When you started your company blog or first joined social media as a business, how organized were you? Did you have a content marketing plan, or did you just sign up for a Facebook business page, thinking you’d figure it out as you went along?
While experts have been touting “Everyone needs a content marketing strategy” for years, fewer articles have focused on how to get a good content marketing strategy in place. Whether you’re flying by the seat of your power suit or planning this out step by step, these 7 tips will help you take your content marketing strategy from good to great.
Create a schedule of upcoming posts and look for gaps and repetition
Every great content marketing plan starts with an editorial calendar. You need to make sure that your posts aren’t bunching up, with too many promotional posts one week, and too many customer questions the next. Break up the bunches so that you are getting a consistent variety of content to attract different readers.
Make sure you know what you’re measuring, why, and how often
Content marketing can have a variety of purposes. It can entice people to spend more time on your website, draw in new viewers from elsewhere on the Web, and answer basic customer questions to help take some of the heavy lifting off your support staff. But whatever you want your content to do, write it down. Make it an achievable goal, and then decide how you’ll measure progress. Do you want to measure first time customers and look for an increase, or do you want to see how frequently customers say that your FAQs kept them from needing to call customer support?

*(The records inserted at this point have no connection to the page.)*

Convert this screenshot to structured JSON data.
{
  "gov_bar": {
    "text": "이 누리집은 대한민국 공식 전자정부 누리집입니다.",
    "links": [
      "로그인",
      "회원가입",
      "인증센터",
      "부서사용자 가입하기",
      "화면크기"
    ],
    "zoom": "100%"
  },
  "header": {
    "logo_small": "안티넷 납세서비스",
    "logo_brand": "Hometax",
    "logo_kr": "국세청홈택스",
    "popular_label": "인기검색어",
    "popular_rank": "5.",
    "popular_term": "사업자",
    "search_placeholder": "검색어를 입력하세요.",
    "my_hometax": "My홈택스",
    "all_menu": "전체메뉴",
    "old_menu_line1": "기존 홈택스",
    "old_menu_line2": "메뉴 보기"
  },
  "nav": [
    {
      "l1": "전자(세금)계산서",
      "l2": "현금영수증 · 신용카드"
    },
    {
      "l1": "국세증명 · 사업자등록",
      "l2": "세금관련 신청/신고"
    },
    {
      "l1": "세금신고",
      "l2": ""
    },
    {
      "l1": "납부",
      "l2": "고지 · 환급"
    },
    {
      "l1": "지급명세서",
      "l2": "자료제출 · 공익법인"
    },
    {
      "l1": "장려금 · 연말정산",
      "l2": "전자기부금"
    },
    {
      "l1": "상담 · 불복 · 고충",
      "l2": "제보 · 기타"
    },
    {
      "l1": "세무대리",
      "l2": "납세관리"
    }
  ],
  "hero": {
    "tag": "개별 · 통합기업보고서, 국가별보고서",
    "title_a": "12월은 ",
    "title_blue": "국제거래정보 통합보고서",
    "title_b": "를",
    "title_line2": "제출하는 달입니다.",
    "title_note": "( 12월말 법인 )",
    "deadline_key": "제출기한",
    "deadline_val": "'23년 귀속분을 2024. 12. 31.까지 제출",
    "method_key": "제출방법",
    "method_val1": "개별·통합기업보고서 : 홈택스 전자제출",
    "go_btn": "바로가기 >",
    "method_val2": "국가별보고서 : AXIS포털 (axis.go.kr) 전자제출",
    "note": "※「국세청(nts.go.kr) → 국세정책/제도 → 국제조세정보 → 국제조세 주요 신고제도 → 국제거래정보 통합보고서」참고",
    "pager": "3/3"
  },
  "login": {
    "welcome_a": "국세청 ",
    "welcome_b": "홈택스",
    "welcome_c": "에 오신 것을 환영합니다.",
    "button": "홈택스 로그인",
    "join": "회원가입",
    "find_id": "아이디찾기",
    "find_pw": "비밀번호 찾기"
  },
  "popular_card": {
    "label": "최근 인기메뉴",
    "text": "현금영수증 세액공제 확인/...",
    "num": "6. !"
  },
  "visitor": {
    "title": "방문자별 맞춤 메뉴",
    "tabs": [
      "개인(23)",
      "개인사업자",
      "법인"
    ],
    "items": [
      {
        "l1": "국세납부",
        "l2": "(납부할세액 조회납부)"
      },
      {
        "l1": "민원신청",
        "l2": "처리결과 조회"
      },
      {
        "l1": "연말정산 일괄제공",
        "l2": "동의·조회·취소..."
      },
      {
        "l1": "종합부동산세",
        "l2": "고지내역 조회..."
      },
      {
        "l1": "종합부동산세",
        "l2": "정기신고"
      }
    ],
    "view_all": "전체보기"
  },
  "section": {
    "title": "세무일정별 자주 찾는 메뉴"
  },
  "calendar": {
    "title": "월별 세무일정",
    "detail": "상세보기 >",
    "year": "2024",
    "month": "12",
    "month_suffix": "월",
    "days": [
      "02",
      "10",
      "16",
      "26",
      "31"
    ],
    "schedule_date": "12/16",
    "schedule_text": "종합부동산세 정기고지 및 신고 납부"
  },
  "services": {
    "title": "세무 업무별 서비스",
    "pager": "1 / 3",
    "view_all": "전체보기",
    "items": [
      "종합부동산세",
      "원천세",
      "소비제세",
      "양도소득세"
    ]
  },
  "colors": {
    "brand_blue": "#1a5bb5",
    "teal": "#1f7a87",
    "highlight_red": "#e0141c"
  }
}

Tighten your customer focus
Who are you creating content for? Are you writing for other customers? Other experts in your field? People who’ve never heard of your product? People who’ve been using your service for years? Remember the marketing mantra of the digital age: nothing is for everyone. Decide who your content is for, and write it for that specific person, to interest and engage them.
Now, it is possible that even though each piece of content should have a tight focus, your actual content platform could serve a wider variety of followers. Some websites rate their pieces from amateur to expert to give readers an idea of whether or not this particular piece is likely to meet their needs.
Make sure your content is interesting to your customers
You can have the most fascinating article on candied yams that the Internet has ever seen, but if your audience is turning up and expecting an article on the best way to clean and oil their sewing machine, your audience is going to be disappointed.
Whenever you write content for your business, it’s important to make sure that you’re writing for your audience. On your personal blog, write and post whatever you want. But when you’re writing for your brand, consider which keywords and topics your audience has expressed interest in previously, and what they’d like to hear about in the future.
Comment on content that others have created
When you’re struggling to find something to say, signal boosting something that was created by someone else in your field is always a good move. Add something to it if you can, even if it’s just to say “I tried out this technique and saw a big boost in my efficiency,” to let your audience know why you’re sharing it. You are then justified in leaving a comment on the original item with a link to your piece and you might even get the person and their followers to come visit your page, which can expand your audience.
Find a new social media platform and challenge yourself to develop new content for it
Not every platform works for every brand, but if you find that you’re in a rut, challenge yourself. Brainstorm ideas of how your company could use Periscope, or Snapchat, or Instagram, to do a better job of serving your customers.
Evaluate your content for accessibility
How much do you know about making your website easy to use for people who are visually impaired? To the uninitiated, this might seem like a contradiction in terms, but the truth is that those who are blind and visually impaired have a variety of tools that they can use to surf the internet just like those who have full sight. Small changes to your website, like using alt-text on your images, can make your website more approachable for those tools.
What suggestions would you make to help someone take their content marketing from good to great?